If you want to save the planet, you might want to spend less time watching Netflix. Or online porn.
An explosion in online video consumption in recent years, propelled mostly by those two sources, created 300 million tonnes of carbon emissions (MtCO2) last year, according to research conducted by The Shift Project, a French think tank focused on a transition away from carbon.
That is roughly the same amount released by Spain, or one per cent of global emissions.
Pornographic videos made up 27 per cent of all online video traffic in 2018, generating more than 80 MtCO2, while the greenhouse-gas emissions of video-on-demand services such as Netflix and Amazon Prime were 100 MtCO2eq/year, or similar to those of Chile, the report said.
The Shift Project is calling for a more thoughtful approach to consumption and the development of “digital sobriety” to manage the energy consumed by digital technologies. The outfit suggests society will need to decide whether to treat all video equally or give priority to certain uses, a touchy subject related to arguments around net neutrality.
"Since we are constrained by climate crisis and the planet's finite raw resources, not choosing means potentially allowing pornography to mechanically limit the bandwidth available for telemedicine, or allow the use of Netflix to limit access to Wikipedia," the report states. "In the 21st century, not choosing is no longer a viable option."
Largely invisible but growing threat
While digital transformation is often credited with making flights for business meetings less necessary, and wider adoption of technology is expected to reduce global carbon emissions by 20 per cent by 2030, it also quietly requires a large amount of back-end lifting.
Online video consumption, powered by the popularity of Netflix and porn, created as much pollution as Spain last year, according to a report from @theShiftPR0JECT.
Online video is stored in data centres and transferred to our screens via network equipment, all of which require electricity, the production of which releases emissions (unless it is renewable energy, such as wind and solar).
Online video — which also includes YouTube and other streaming platforms and videos shared on social media — accounts for 60 percent of all online data flow. Live video such as FaceTime and Skype, TV streaming and other uses account for another 20 per cent.
Data traffic is currently increasing by more than 25 per cent per year, according to Cisco, and the Shift Project report warns that, at that trajectory, digital technology could account for seven per cent of global emissions by 2025, equal to what cars contribute today.
But the goal of digital sobriety could be difficult to attain, given the global nature of online delivery and the difficulty of reaching agreement on standards across jurisdictions.

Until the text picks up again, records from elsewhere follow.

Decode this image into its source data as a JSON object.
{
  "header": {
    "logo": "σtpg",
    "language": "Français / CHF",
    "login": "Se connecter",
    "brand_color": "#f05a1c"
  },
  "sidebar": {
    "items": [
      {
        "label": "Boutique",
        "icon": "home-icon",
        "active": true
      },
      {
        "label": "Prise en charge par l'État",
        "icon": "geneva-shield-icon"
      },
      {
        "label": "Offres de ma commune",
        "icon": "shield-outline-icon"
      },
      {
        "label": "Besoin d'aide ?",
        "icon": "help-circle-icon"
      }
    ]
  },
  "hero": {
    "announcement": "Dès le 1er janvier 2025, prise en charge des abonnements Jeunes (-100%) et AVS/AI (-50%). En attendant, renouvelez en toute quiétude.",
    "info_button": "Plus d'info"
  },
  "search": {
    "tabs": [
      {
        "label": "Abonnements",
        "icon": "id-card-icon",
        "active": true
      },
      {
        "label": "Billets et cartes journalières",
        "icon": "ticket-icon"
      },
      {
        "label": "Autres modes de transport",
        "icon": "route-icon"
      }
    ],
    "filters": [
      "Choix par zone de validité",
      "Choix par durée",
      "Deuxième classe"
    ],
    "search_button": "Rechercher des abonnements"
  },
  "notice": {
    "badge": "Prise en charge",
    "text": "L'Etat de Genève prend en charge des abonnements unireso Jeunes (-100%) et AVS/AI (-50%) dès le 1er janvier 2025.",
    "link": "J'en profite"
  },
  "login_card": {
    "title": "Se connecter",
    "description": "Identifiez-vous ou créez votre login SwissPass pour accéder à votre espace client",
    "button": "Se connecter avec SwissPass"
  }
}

In the meantime, the think tank has developed the Carbonalyser extension for the Firefox browser, which allows users to see how much electricity they consumed and greenhouse gases they emitted by browsing the Internet, as well as an informational video that releases 8.7 grams of CO2 per viewing.